The defence was also not told that the informer, Norman Duncan, was paid a reward. Police and Duncan, a key prosecution witness, had been involved in a ‘profoundly disturbing’ conspiracy to give perjured evidence, the judges found. Ten years on it was ‘not appropriate to order a retrial,’ said Lord Justice Mantell, who was sitting with Mr Justice Blofeld and Mrs Justice Rafferty. (Miscarriages of Justice: M25 3 & Police) Telegraph online article 18th July 2000
16,886. Finally freed after being jailed with two other black men for the M25 murder and robberies, Michael Davis talks of his 10 lost years in jail to Tony Thompson
Just hours after being freed after 10 years of a life sentence for a murder and armed robberies he did not commit, Michael Davis was walking down a south London road with friends when his mobile phone – a coming-out present – burst into life.

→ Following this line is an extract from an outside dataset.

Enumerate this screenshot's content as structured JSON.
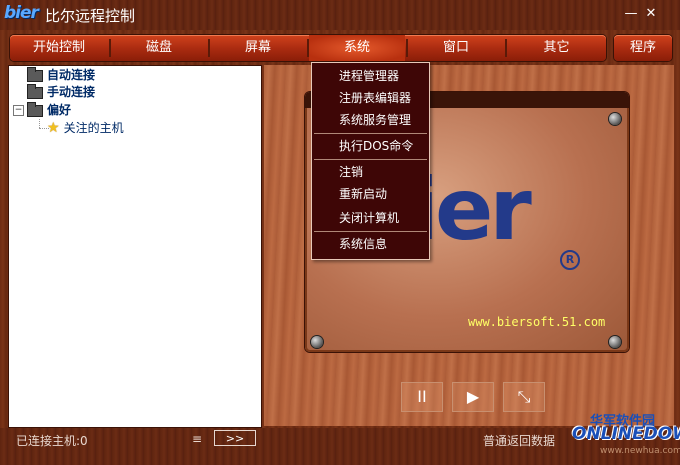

Davis stopped and stared at the flashing gadget in his palm. Then he stared at his friends. ‘I’d never seen a mobile close up before, let alone held one. I had absolutely no idea what to do with it. Everyone thought it was really funny but when I went to prison, these things just didn’t really exist.
‘It’s not just technology that's moved on. I talk to people and can’t follow what they’re talking about. The names of cars, the cultural references they make, they might just as well be speaking a foreign language.’ Guardian Unlimited online article 23rd July 2000